UCLA Health reneges on announced $5,000 housing stipend to resident physicians
UCLA Health told UCLA David Geffen School of Medicine residents they would receive a $5,000 housing stipend after tax. When the residents and fellows received their stipends Aug. 31 as part of their September paycheck, they noticed it was hundreds of dollars short.(Liz Ketcham/Assistant Photo editor)
Oct. 3, 2018 1:40 a.m.
Medical residents at UCLA said they received only a fraction of a $5,000 housing stipend that the David Geffen School of Medicine promised them.
The David Geffen School of Medicine sent an email to residents and fellows in February announcing its first housing stipend, which was supposed to be $5,000 after taxes.
Program directors at UCLA Health planned to share this information with prospective residents, according to the email. Medical residents, or physicians in training, work at the hospital under the supervision of a practicing doctor.
The UCLA Health website continues to advertise the $5,000 after-tax stipend to residents of the UCLA Mattel Children’s Hospital as of this article’s publication.
Marguerite Thorp, a resident physician at UCLA Health, said rumors the housing stipend was not going to be as large as expected circulated around the hospital as soon as employees were able to check their pay stubs online, a few days prior to payday.
UCLA Health administration informed residents one day before paycheck distribution that the “take home” amount could be less than $5,000, according to an email medical school administration sent in August.
Administration had budgeted $6,250 for each person in an attempt to offset taxes, according to the August email.
However, when the residents and fellows received their stipends Aug. 31 as part of their September paycheck, they noticed it was hundreds of dollars short.

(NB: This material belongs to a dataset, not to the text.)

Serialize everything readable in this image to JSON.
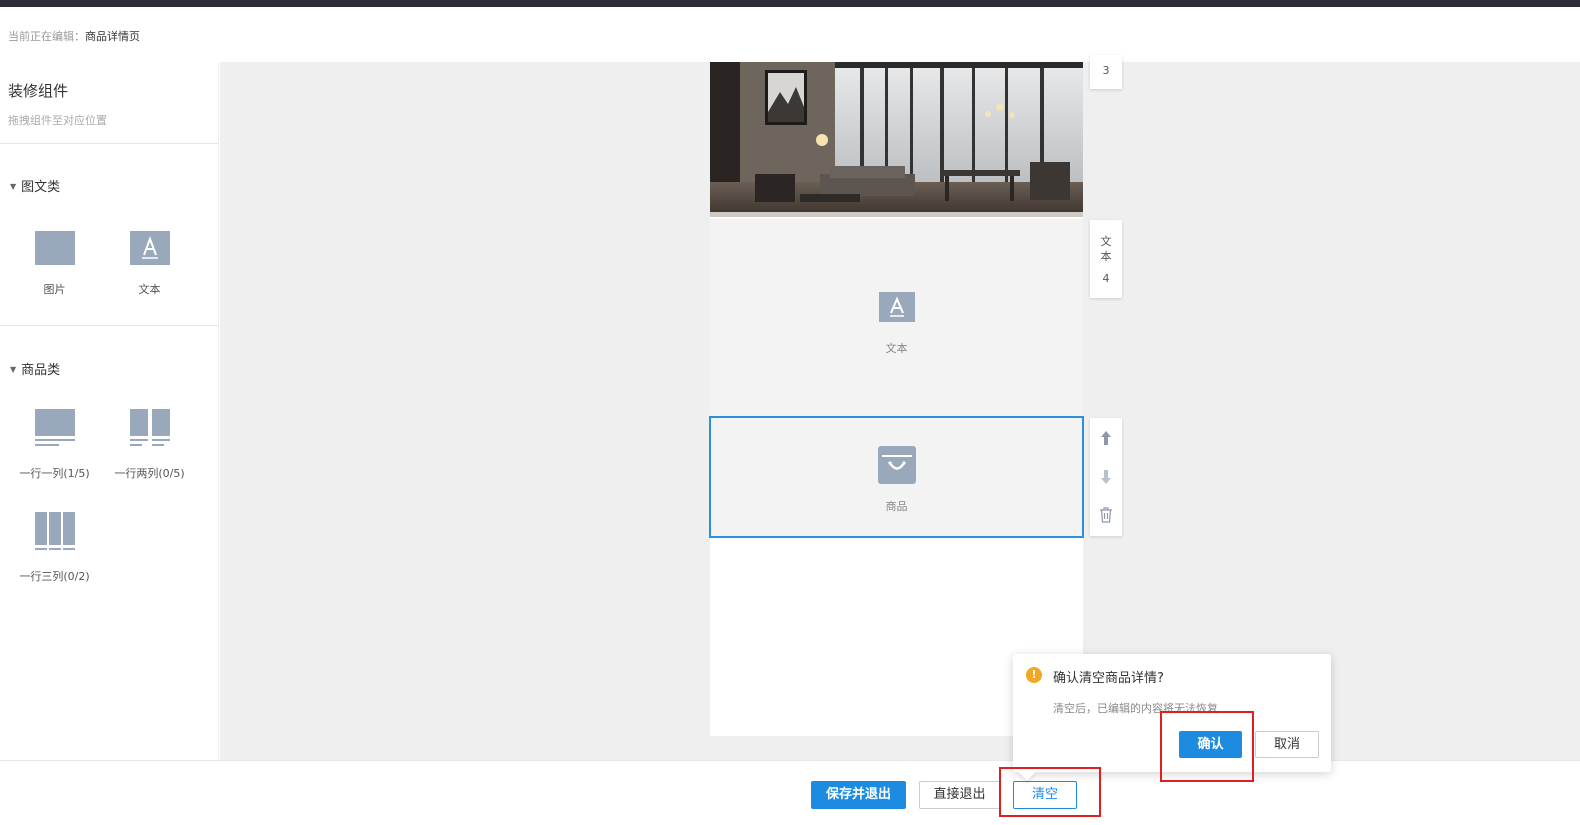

For example, Thorp said she and most of the residents she talked to received $3,800 after taxes as the take-home amount for the housing stipend.

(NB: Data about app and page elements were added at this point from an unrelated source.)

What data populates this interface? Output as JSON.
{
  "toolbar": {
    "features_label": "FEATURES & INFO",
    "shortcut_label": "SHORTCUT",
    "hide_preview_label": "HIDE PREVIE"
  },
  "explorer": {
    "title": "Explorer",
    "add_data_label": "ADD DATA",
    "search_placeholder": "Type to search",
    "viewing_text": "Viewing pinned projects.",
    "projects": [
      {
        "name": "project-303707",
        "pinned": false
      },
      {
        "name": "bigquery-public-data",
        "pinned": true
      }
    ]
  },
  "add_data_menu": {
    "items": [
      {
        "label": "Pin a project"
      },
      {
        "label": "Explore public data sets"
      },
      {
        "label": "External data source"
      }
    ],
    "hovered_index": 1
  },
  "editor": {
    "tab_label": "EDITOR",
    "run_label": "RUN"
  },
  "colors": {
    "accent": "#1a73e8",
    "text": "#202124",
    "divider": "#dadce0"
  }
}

The contract Geffen School of Medicine residents must agree to does not contain any provisions regarding their housing stipends, which could prevent residents from filing an official grievance since their stipend amount was communicated via email.
Tami Dennis, a UCLA Health spokesperson, said the UCLA administration is looking into the matter but currently cannot access financial records given the implementation of UCPath, UCLA’s new payroll system.
“We have had an inquiry from the union representing these employees and we are looking into the request,” Dennis said.
Residents and fellows at Geffen School of Medicine are represented by the Committee of Interns and Residents, a union that represents more than 1,500 residents around the country. The UCLA unit of CIR was certified in July due to a grassroots campaign by UCLA’s medical residents.
Thorp said residents and fellows formed the union in order to have a say in their contract. Before this, residents had to agree to terms of employment rather than participate in a negotiated contract.
Peter Treut, a UCLA Emergency Medicine resident, said he was an applicant when the information was being distributed and said he remembers hearing about the stipend from others. He added that some applicants received an email from their program directors providing this information.
However, Treut said he thinks the administration was not able to honor their commitment due to a financial miscalculation.
“There doesn’t appear to have been any ill intent,” Treut said. “I’m hopeful that once (Graduate Medical Education) has had the time to review numbers thoroughly they will rectify the mistake.”
Treut added the housing stipend was a result of residents and administration coming together to advocate for resident well-being given that financial stress and general working conditions for doctors can affect patient care.
UC San Francisco offers its residents $12,100 to offset the cost of housing and UC San Diego offers $5,000, according to their respective websites.
UC Office of the President spokesperson Danielle Smith said the housing stipend that UCLA Health offers is less than what is offered by UCSF Medical Center because UCSF is located in a more expensive housing market.
“Housing stipends, when available, are negotiated based on the local housing market for each medical school,” Smith said.
According to Curbed LA, Westwood has a median rent of $2,650, making it one of the most expensive neighborhoods in Los Angeles.
In addition to the high cost of living in Westwood, Thorp added she has a lot of credit card debt from medical school and took out interest-free credit cards to pay off some of that debt. She said she was planning on using the $5,000 to pay off her credit card debt but is now unable to do so.
“I am now accumulating interest on credit card debt that I wasn’t planning to accumulate,” Thorp said. “I think everyone suffers a little bit when things are unpredictable.”
Administration officials encouraged residents in the August email to consult tax advisers about how to reduce their tax burdens and maximize their paychecks. Thorp said it is not feasible for her to consult a tax adviser because, like her colleagues, she has limited funds and has worked an average of 62 hours per week in the last month.
Thorp said she thinks UCLA Health administrators, especially in the Graduate Medical Education Office, are supportive and genuinely want the best for their residents. However, she added she thinks administrators can only do so much.
“Their hands are tied,” Thorp said. “They can only mobilize so many funds for us and they’re limited to these ad hoc one-off housing stipends when they can find the money to get together.”
Geffen School of Medicine residents will have their first bargaining session with UCOP on Wednesday.